-------- Input for this task --------

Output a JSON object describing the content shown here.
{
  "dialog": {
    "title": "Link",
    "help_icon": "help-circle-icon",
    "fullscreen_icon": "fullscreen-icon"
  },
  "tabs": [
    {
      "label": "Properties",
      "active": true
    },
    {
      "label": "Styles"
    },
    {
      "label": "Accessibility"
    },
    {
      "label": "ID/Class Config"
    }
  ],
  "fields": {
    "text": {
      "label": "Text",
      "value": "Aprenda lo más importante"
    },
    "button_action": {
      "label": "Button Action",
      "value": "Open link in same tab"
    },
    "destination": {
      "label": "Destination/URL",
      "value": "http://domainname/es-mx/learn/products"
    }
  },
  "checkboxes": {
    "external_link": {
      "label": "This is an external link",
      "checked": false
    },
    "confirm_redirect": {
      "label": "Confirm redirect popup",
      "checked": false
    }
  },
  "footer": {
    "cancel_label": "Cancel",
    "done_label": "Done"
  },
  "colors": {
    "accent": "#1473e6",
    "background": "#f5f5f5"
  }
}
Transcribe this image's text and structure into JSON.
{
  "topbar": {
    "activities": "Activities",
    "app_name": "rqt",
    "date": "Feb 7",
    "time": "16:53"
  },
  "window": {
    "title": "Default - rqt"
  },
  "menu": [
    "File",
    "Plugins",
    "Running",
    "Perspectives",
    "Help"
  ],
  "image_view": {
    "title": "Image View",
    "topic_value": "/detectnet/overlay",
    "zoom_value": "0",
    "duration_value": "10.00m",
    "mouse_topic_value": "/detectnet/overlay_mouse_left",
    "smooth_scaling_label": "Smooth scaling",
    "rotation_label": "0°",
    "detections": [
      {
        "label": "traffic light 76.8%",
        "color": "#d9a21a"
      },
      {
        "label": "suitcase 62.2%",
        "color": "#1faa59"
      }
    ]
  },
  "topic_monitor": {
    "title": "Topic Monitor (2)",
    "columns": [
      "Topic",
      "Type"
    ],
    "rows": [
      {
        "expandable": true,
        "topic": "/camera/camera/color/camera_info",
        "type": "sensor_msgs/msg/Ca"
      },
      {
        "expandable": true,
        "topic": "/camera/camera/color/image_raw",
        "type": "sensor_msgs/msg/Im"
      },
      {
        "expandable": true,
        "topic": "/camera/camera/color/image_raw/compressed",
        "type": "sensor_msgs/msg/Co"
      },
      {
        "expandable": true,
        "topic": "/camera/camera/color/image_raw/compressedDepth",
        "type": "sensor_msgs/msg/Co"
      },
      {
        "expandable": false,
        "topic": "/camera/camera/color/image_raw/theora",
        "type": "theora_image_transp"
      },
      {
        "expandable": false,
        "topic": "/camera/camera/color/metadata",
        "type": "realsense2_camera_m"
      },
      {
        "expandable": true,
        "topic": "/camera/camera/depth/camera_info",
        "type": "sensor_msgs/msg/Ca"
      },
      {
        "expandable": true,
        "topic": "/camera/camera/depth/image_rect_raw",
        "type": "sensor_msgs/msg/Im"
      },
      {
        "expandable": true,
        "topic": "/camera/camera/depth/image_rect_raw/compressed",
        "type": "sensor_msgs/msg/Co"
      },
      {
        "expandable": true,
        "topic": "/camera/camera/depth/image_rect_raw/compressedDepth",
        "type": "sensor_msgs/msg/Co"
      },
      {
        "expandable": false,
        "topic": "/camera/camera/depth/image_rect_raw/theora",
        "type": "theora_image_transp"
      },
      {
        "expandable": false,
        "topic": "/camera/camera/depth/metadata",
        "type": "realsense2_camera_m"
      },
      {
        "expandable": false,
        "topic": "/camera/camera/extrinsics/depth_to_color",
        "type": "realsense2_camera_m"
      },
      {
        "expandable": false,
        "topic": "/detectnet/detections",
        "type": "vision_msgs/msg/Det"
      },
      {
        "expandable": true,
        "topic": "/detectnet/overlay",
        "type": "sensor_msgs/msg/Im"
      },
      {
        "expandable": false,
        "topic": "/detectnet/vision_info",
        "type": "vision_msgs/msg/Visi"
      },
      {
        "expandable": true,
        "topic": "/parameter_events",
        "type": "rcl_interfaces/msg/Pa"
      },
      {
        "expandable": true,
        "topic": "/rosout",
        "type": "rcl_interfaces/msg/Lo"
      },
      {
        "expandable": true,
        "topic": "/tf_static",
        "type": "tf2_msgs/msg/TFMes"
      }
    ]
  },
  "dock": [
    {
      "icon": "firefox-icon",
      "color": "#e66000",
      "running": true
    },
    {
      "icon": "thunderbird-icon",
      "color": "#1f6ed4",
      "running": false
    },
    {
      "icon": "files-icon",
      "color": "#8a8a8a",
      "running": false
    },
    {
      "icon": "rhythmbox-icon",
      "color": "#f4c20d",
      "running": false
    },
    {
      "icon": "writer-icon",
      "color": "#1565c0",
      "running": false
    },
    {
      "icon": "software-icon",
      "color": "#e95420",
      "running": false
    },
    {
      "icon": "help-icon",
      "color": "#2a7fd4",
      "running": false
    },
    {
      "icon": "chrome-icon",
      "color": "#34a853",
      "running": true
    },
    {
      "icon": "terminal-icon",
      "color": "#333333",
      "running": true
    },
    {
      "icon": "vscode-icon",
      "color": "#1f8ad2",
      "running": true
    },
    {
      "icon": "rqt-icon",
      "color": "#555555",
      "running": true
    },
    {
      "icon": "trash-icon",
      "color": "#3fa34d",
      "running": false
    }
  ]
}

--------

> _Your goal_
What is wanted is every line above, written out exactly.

> _Completed exercise_
Output a JSON object describing the content shown here.
{
  "dialog": {
    "title": "Link",
    "help_icon": "help-circle-icon",
    "fullscreen_icon": "fullscreen-icon"
  },
  "tabs": [
    {
      "label": "Properties",
      "active": true
    },
    {
      "label": "Styles"
    },
    {
      "label": "Accessibility"
    },
    {
      "label": "ID/Class Config"
    }
  ],
  "fields": {
    "text": {
      "label": "Text",
      "value": "Aprenda lo más importante"
    },
    "button_action": {
      "label": "Button Action",
      "value": "Open link in same tab"
    },
    "destination": {
      "label": "Destination/URL",
      "value": "http://domainname/es-mx/learn/products"
    }
  },
  "checkboxes": {
    "external_link": {
      "label": "This is an external link",
      "checked": false
    },
    "confirm_redirect": {
      "label": "Confirm redirect popup",
      "checked": false
    }
  },
  "footer": {
    "cancel_label": "Cancel",
    "done_label": "Done"
  },
  "colors": {
    "accent": "#1473e6",
    "background": "#f5f5f5"
  }
}
Transcribe this image's text and structure into JSON.
{
  "topbar": {
    "activities": "Activities",
    "app_name": "rqt",
    "date": "Feb 7",
    "time": "16:53"
  },
  "window": {
    "title": "Default - rqt"
  },
  "menu": [
    "File",
    "Plugins",
    "Running",
    "Perspectives",
    "Help"
  ],
  "image_view": {
    "title": "Image View",
    "topic_value": "/detectnet/overlay",
    "zoom_value": "0",
    "duration_value": "10.00m",
    "mouse_topic_value": "/detectnet/overlay_mouse_left",
    "smooth_scaling_label": "Smooth scaling",
    "rotation_label": "0°",
    "detections": [
      {
        "label": "traffic light 76.8%",
        "color": "#d9a21a"
      },
      {
        "label": "suitcase 62.2%",
        "color": "#1faa59"
      }
    ]
  },
  "topic_monitor": {
    "title": "Topic Monitor (2)",
    "columns": [
      "Topic",
      "Type"
    ],
    "rows": [
      {
        "expandable": true,
        "topic": "/camera/camera/color/camera_info",
        "type": "sensor_msgs/msg/Ca"
      },
      {
        "expandable": true,
        "topic": "/camera/camera/color/image_raw",
        "type": "sensor_msgs/msg/Im"
      },
      {
        "expandable": true,
        "topic": "/camera/camera/color/image_raw/compressed",
        "type": "sensor_msgs/msg/Co"
      },
      {
        "expandable": true,
        "topic": "/camera/camera/color/image_raw/compressedDepth",
        "type": "sensor_msgs/msg/Co"
      },
      {
        "expandable": false,
        "topic": "/camera/camera/color/image_raw/theora",
        "type": "theora_image_transp"
      },
      {
        "expandable": false,
        "topic": "/camera/camera/color/metadata",
        "type": "realsense2_camera_m"
      },
      {
        "expandable": true,
        "topic": "/camera/camera/depth/camera_info",
        "type": "sensor_msgs/msg/Ca"
      },
      {
        "expandable": true,
        "topic": "/camera/camera/depth/image_rect_raw",
        "type": "sensor_msgs/msg/Im"
      },
      {
        "expandable": true,
        "topic": "/camera/camera/depth/image_rect_raw/compressed",
        "type": "sensor_msgs/msg/Co"
      },
      {
        "expandable": true,
        "topic": "/camera/camera/depth/image_rect_raw/compressedDepth",
        "type": "sensor_msgs/msg/Co"
      },
      {
        "expandable": false,
        "topic": "/camera/camera/depth/image_rect_raw/theora",
        "type": "theora_image_transp"
      },
      {
        "expandable": false,
        "topic": "/camera/camera/depth/metadata",
        "type": "realsense2_camera_m"
      },
      {
        "expandable": false,
        "topic": "/camera/camera/extrinsics/depth_to_color",
        "type": "realsense2_camera_m"
      },
      {
        "expandable": false,
        "topic": "/detectnet/detections",
        "type": "vision_msgs/msg/Det"
      },
      {
        "expandable": true,
        "topic": "/detectnet/overlay",
        "type": "sensor_msgs/msg/Im"
      },
      {
        "expandable": false,
        "topic": "/detectnet/vision_info",
        "type": "vision_msgs/msg/Visi"
      },
      {
        "expandable": true,
        "topic": "/parameter_events",
        "type": "rcl_interfaces/msg/Pa"
      },
      {
        "expandable": true,
        "topic": "/rosout",
        "type": "rcl_interfaces/msg/Lo"
      },
      {
        "expandable": true,
        "topic": "/tf_static",
        "type": "tf2_msgs/msg/TFMes"
      }
    ]
  },
  "dock": [
    {
      "icon": "firefox-icon",
      "color": "#e66000",
      "running": true
    },
    {
      "icon": "thunderbird-icon",
      "color": "#1f6ed4",
      "running": false
    },
    {
      "icon": "files-icon",
      "color": "#8a8a8a",
      "running": false
    },
    {
      "icon": "rhythmbox-icon",
      "color": "#f4c20d",
      "running": false
    },
    {
      "icon": "writer-icon",
      "color": "#1565c0",
      "running": false
    },
    {
      "icon": "software-icon",
      "color": "#e95420",
      "running": false
    },
    {
      "icon": "help-icon",
      "color": "#2a7fd4",
      "running": false
    },
    {
      "icon": "chrome-icon",
      "color": "#34a853",
      "running": true
    },
    {
      "icon": "terminal-icon",
      "color": "#333333",
      "running": true
    },
    {
      "icon": "vscode-icon",
      "color": "#1f8ad2",
      "running": true
    },
    {
      "icon": "rqt-icon",
      "color": "#555555",
      "running": true
    },
    {
      "icon": "trash-icon",
      "color": "#3fa34d",
      "running": false
    }
  ]
}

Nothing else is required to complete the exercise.